■ What the exercise asks
Set the listing down exactly; no pictures.

■ Given data

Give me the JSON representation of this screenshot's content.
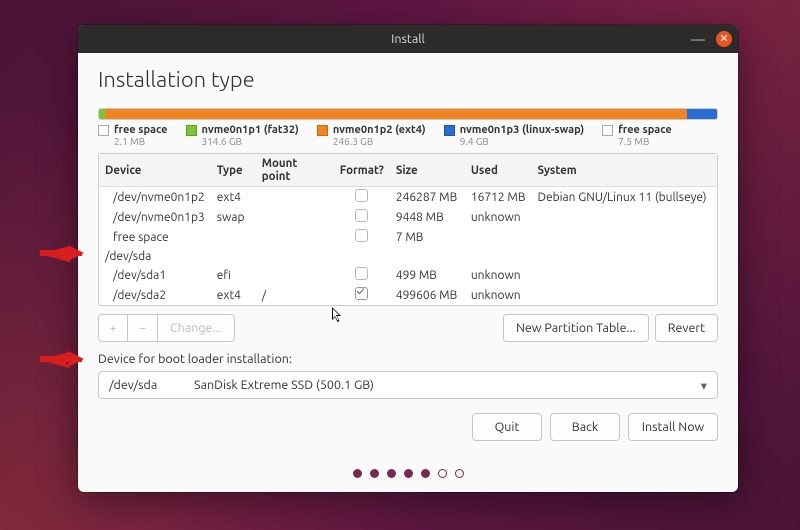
{
  "window": {
    "title": "Install"
  },
  "page": {
    "heading": "Installation type"
  },
  "legend": [
    {
      "color": "#ffffff",
      "border": "#aaa",
      "title": "free space",
      "sub": "2.1 MB"
    },
    {
      "color": "#7cc534",
      "border": "#5aa11c",
      "title": "nvme0n1p1 (fat32)",
      "sub": "314.6 GB"
    },
    {
      "color": "#f08422",
      "border": "#cf6a0f",
      "title": "nvme0n1p2 (ext4)",
      "sub": "246.3 GB"
    },
    {
      "color": "#2a6dd0",
      "border": "#1e54a6",
      "title": "nvme0n1p3 (linux-swap)",
      "sub": "9.4 GB"
    },
    {
      "color": "#ffffff",
      "border": "#aaa",
      "title": "free space",
      "sub": "7.5 MB"
    }
  ],
  "usage_segments": [
    {
      "color": "#7cc534",
      "pct": 1
    },
    {
      "color": "#f08422",
      "pct": 94.1
    },
    {
      "color": "#2a6dd0",
      "pct": 4.9
    }
  ],
  "table": {
    "headers": [
      "Device",
      "Type",
      "Mount point",
      "Format?",
      "Size",
      "Used",
      "System"
    ],
    "rows": [
      {
        "device": "/dev/nvme0n1p2",
        "indent": true,
        "type": "ext4",
        "mount": "",
        "format": false,
        "size": "246287 MB",
        "used": "16712 MB",
        "system": "Debian GNU/Linux 11 (bullseye)"
      },
      {
        "device": "/dev/nvme0n1p3",
        "indent": true,
        "type": "swap",
        "mount": "",
        "format": false,
        "size": "9448 MB",
        "used": "unknown",
        "system": ""
      },
      {
        "device": "free space",
        "indent": true,
        "type": "",
        "mount": "",
        "format": false,
        "size": "7 MB",
        "used": "",
        "system": ""
      },
      {
        "device": "/dev/sda",
        "indent": false,
        "header_row": true
      },
      {
        "device": "/dev/sda1",
        "indent": true,
        "type": "efi",
        "mount": "",
        "format": false,
        "size": "499 MB",
        "used": "unknown",
        "system": ""
      },
      {
        "device": "/dev/sda2",
        "indent": true,
        "type": "ext4",
        "mount": "/",
        "format": true,
        "size": "499606 MB",
        "used": "unknown",
        "system": ""
      }
    ]
  },
  "toolbar": {
    "plus": "+",
    "minus": "−",
    "change": "Change...",
    "new_pt": "New Partition Table...",
    "revert": "Revert"
  },
  "bootloader": {
    "label": "Device for boot loader installation:",
    "device": "/dev/sda",
    "desc": "SanDisk Extreme SSD (500.1 GB)"
  },
  "footer": {
    "quit": "Quit",
    "back": "Back",
    "install": "Install Now"
  },
  "progress_dots": {
    "total": 7,
    "current": 5
  }
}
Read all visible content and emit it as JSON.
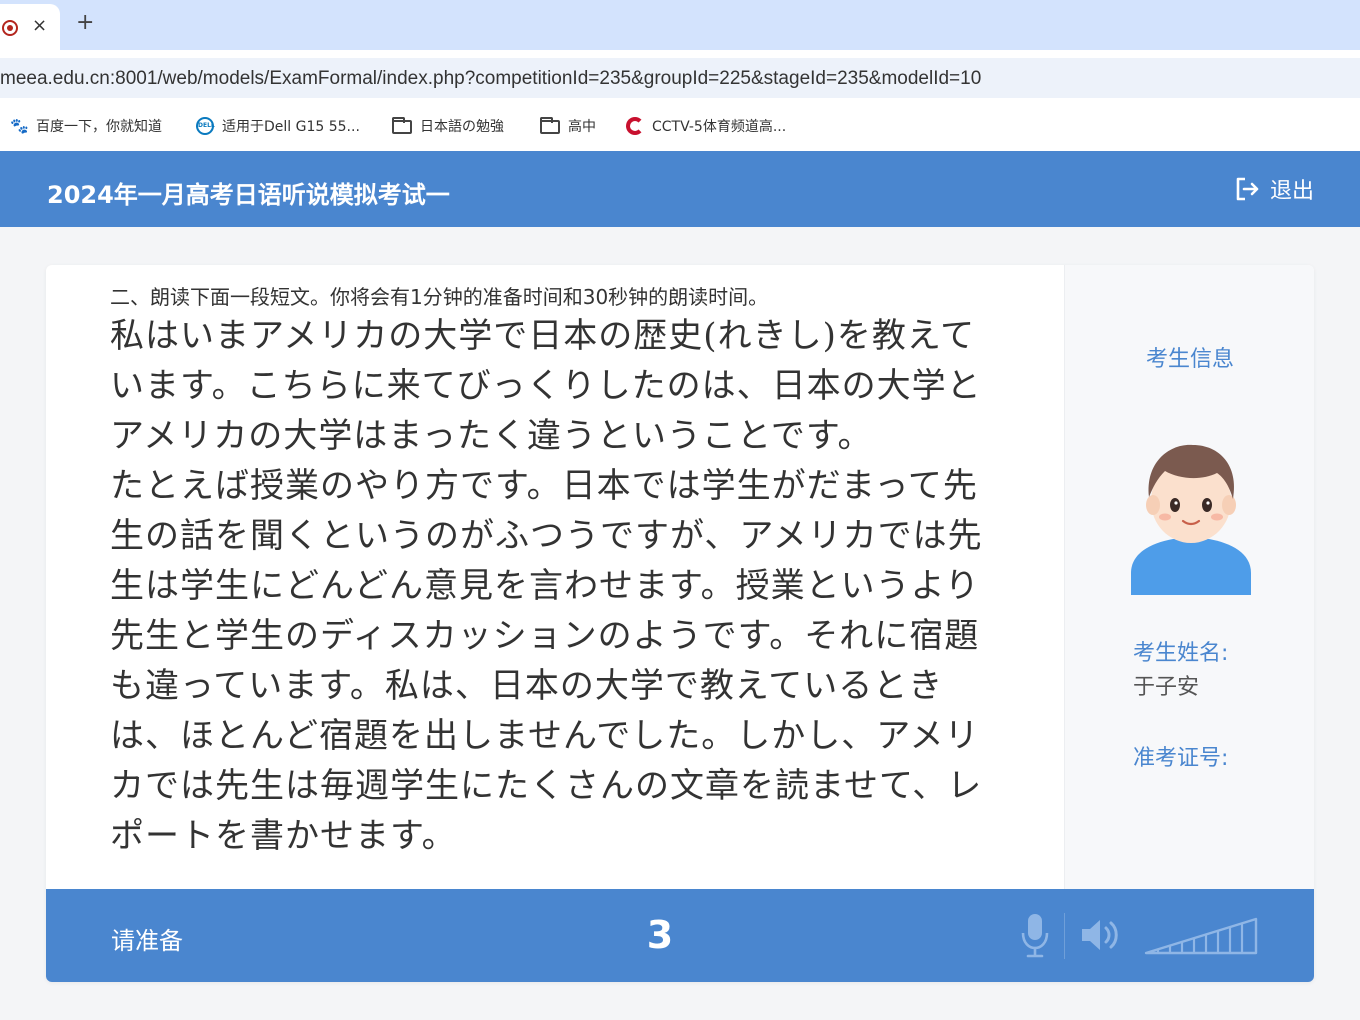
{
  "browser": {
    "tab_close": "×",
    "new_tab": "+",
    "url": "meea.edu.cn:8001/web/models/ExamFormal/index.php?competitionId=235&groupId=225&stageId=235&modelId=10",
    "bookmarks": [
      {
        "icon": "baidu-paw-icon",
        "label": "百度一下，你就知道"
      },
      {
        "icon": "dell-icon",
        "label": "适用于Dell G15 55..."
      },
      {
        "icon": "folder-icon",
        "label": "日本語の勉強"
      },
      {
        "icon": "folder-icon",
        "label": "高中"
      },
      {
        "icon": "cctv-icon",
        "label": "CCTV-5体育频道高..."
      }
    ]
  },
  "header": {
    "title": "2024年一月高考日语听说模拟考试一",
    "logout_label": "退出",
    "color": "#4a86cf"
  },
  "main": {
    "instruction": "二、朗读下面一段短文。你将会有1分钟的准备时间和30秒钟的朗读时间。",
    "passage": "私はいまアメリカの大学で日本の歴史(れきし)を教えています。こちらに来てびっくりしたのは、日本の大学とアメリカの大学はまったく違うということです。\nたとえば授業のやり方です。日本では学生がだまって先生の話を聞くというのがふつうですが、アメリカでは先生は学生にどんどん意見を言わせます。授業というより先生と学生のディスカッションのようです。それに宿題も違っています。私は、日本の大学で教えているときは、ほとんど宿題を出しませんでした。しかし、アメリカでは先生は毎週学生にたくさんの文章を読ませて、レポートを書かせます。"
  },
  "sidebar": {
    "title": "考生信息",
    "name_label": "考生姓名:",
    "name_value": "于子安",
    "id_label": "准考证号:",
    "id_value": ""
  },
  "footer": {
    "status": "请准备",
    "countdown": "3",
    "icons": [
      "microphone-icon",
      "speaker-icon",
      "volume-level-icon"
    ]
  }
}
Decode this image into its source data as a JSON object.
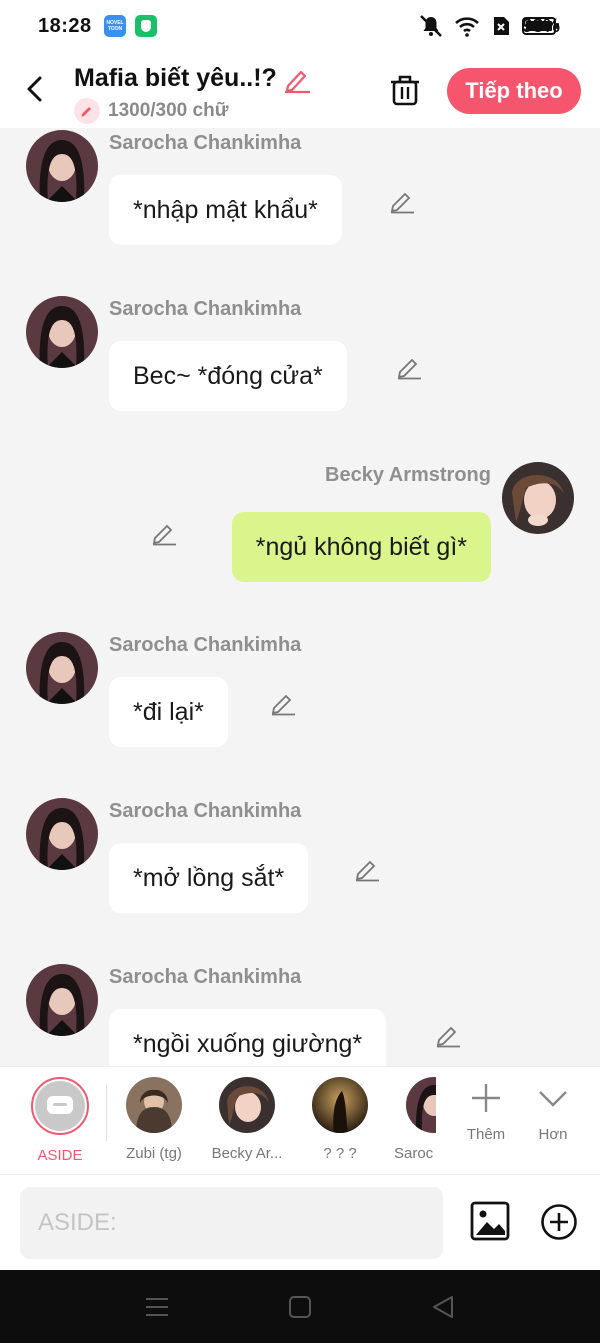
{
  "status_bar": {
    "time": "18:28",
    "battery": "93%",
    "novel_app_label": "NOVEL TOON"
  },
  "header": {
    "title": "Mafia biết yêu..!?",
    "word_count": "1300/300 chữ",
    "next_label": "Tiếp theo"
  },
  "messages": [
    {
      "sender": "Sarocha Chankimha",
      "text": "*nhập mật khẩu*",
      "side": "left"
    },
    {
      "sender": "Sarocha Chankimha",
      "text": "Bec~ *đóng cửa*",
      "side": "left"
    },
    {
      "sender": "Becky Armstrong",
      "text": "*ngủ không biết gì*",
      "side": "right"
    },
    {
      "sender": "Sarocha Chankimha",
      "text": "*đi lại*",
      "side": "left"
    },
    {
      "sender": "Sarocha Chankimha",
      "text": "*mở lồng sắt*",
      "side": "left"
    },
    {
      "sender": "Sarocha Chankimha",
      "text": "*ngồi xuống giường*",
      "side": "left"
    }
  ],
  "characters": [
    {
      "label": "ASIDE"
    },
    {
      "label": "Zubi (tg)"
    },
    {
      "label": "Becky Ar..."
    },
    {
      "label": "? ? ?"
    },
    {
      "label": "Saroc"
    }
  ],
  "tools": {
    "add_label": "Thêm",
    "more_label": "Hơn"
  },
  "composer": {
    "placeholder": "ASIDE:"
  },
  "colors": {
    "accent": "#f5566d",
    "right_bubble": "#d9f58b"
  }
}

■ Completed task
Give me the JSON representation of this screenshot's content.
{
  "window": {
    "title": "Install"
  },
  "page": {
    "heading": "Installation type"
  },
  "legend": [
    {
      "color": "#ffffff",
      "border": "#aaa",
      "title": "free space",
      "sub": "2.1 MB"
    },
    {
      "color": "#7cc534",
      "border": "#5aa11c",
      "title": "nvme0n1p1 (fat32)",
      "sub": "314.6 GB"
    },
    {
      "color": "#f08422",
      "border": "#cf6a0f",
      "title": "nvme0n1p2 (ext4)",
      "sub": "246.3 GB"
    },
    {
      "color": "#2a6dd0",
      "border": "#1e54a6",
      "title": "nvme0n1p3 (linux-swap)",
      "sub": "9.4 GB"
    },
    {
      "color": "#ffffff",
      "border": "#aaa",
      "title": "free space",
      "sub": "7.5 MB"
    }
  ],
  "usage_segments": [
    {
      "color": "#7cc534",
      "pct": 1
    },
    {
      "color": "#f08422",
      "pct": 94.1
    },
    {
      "color": "#2a6dd0",
      "pct": 4.9
    }
  ],
  "table": {
    "headers": [
      "Device",
      "Type",
      "Mount point",
      "Format?",
      "Size",
      "Used",
      "System"
    ],
    "rows": [
      {
        "device": "/dev/nvme0n1p2",
        "indent": true,
        "type": "ext4",
        "mount": "",
        "format": false,
        "size": "246287 MB",
        "used": "16712 MB",
        "system": "Debian GNU/Linux 11 (bullseye)"
      },
      {
        "device": "/dev/nvme0n1p3",
        "indent": true,
        "type": "swap",
        "mount": "",
        "format": false,
        "size": "9448 MB",
        "used": "unknown",
        "system": ""
      },
      {
        "device": "free space",
        "indent": true,
        "type": "",
        "mount": "",
        "format": false,
        "size": "7 MB",
        "used": "",
        "system": ""
      },
      {
        "device": "/dev/sda",
        "indent": false,
        "header_row": true
      },
      {
        "device": "/dev/sda1",
        "indent": true,
        "type": "efi",
        "mount": "",
        "format": false,
        "size": "499 MB",
        "used": "unknown",
        "system": ""
      },
      {
        "device": "/dev/sda2",
        "indent": true,
        "type": "ext4",
        "mount": "/",
        "format": true,
        "size": "499606 MB",
        "used": "unknown",
        "system": ""
      }
    ]
  },
  "toolbar": {
    "plus": "+",
    "minus": "−",
    "change": "Change...",
    "new_pt": "New Partition Table...",
    "revert": "Revert"
  },
  "bootloader": {
    "label": "Device for boot loader installation:",
    "device": "/dev/sda",
    "desc": "SanDisk Extreme SSD (500.1 GB)"
  },
  "footer": {
    "quit": "Quit",
    "back": "Back",
    "install": "Install Now"
  },
  "progress_dots": {
    "total": 7,
    "current": 5
  }
}
Read all visible content and emit it as JSON.
{
  "browser": {
    "tab_close": "×",
    "new_tab": "+",
    "url": "meea.edu.cn:8001/web/models/ExamFormal/index.php?competitionId=235&groupId=225&stageId=235&modelId=10",
    "bookmarks": [
      {
        "icon": "baidu-paw-icon",
        "label": "百度一下，你就知道"
      },
      {
        "icon": "dell-icon",
        "label": "适用于Dell G15 55..."
      },
      {
        "icon": "folder-icon",
        "label": "日本語の勉強"
      },
      {
        "icon": "folder-icon",
        "label": "高中"
      },
      {
        "icon": "cctv-icon",
        "label": "CCTV-5体育频道高..."
      }
    ]
  },
  "header": {
    "title": "2024年一月高考日语听说模拟考试一",
    "logout_label": "退出",
    "color": "#4a86cf"
  },
  "main": {
    "instruction": "二、朗读下面一段短文。你将会有1分钟的准备时间和30秒钟的朗读时间。",
    "passage": "私はいまアメリカの大学で日本の歴史(れきし)を教えています。こちらに来てびっくりしたのは、日本の大学とアメリカの大学はまったく違うということです。\nたとえば授業のやり方です。日本では学生がだまって先生の話を聞くというのがふつうですが、アメリカでは先生は学生にどんどん意見を言わせます。授業というより先生と学生のディスカッションのようです。それに宿題も違っています。私は、日本の大学で教えているときは、ほとんど宿題を出しませんでした。しかし、アメリカでは先生は毎週学生にたくさんの文章を読ませて、レポートを書かせます。"
  },
  "sidebar": {
    "title": "考生信息",
    "name_label": "考生姓名:",
    "name_value": "于子安",
    "id_label": "准考证号:",
    "id_value": ""
  },
  "footer": {
    "status": "请准备",
    "countdown": "3",
    "icons": [
      "microphone-icon",
      "speaker-icon",
      "volume-level-icon"
    ]
  }
}
Decode this image into its source data as a JSON object.
{
  "status_bar": {
    "time": "18:28",
    "battery": "93%",
    "novel_app_label": "NOVEL TOON"
  },
  "header": {
    "title": "Mafia biết yêu..!?",
    "word_count": "1300/300 chữ",
    "next_label": "Tiếp theo"
  },
  "messages": [
    {
      "sender": "Sarocha Chankimha",
      "text": "*nhập mật khẩu*",
      "side": "left"
    },
    {
      "sender": "Sarocha Chankimha",
      "text": "Bec~ *đóng cửa*",
      "side": "left"
    },
    {
      "sender": "Becky Armstrong",
      "text": "*ngủ không biết gì*",
      "side": "right"
    },
    {
      "sender": "Sarocha Chankimha",
      "text": "*đi lại*",
      "side": "left"
    },
    {
      "sender": "Sarocha Chankimha",
      "text": "*mở lồng sắt*",
      "side": "left"
    },
    {
      "sender": "Sarocha Chankimha",
      "text": "*ngồi xuống giường*",
      "side": "left"
    }
  ],
  "characters": [
    {
      "label": "ASIDE"
    },
    {
      "label": "Zubi (tg)"
    },
    {
      "label": "Becky Ar..."
    },
    {
      "label": "? ? ?"
    },
    {
      "label": "Saroc"
    }
  ],
  "tools": {
    "add_label": "Thêm",
    "more_label": "Hơn"
  },
  "composer": {
    "placeholder": "ASIDE:"
  },
  "colors": {
    "accent": "#f5566d",
    "right_bubble": "#d9f58b"
  }
}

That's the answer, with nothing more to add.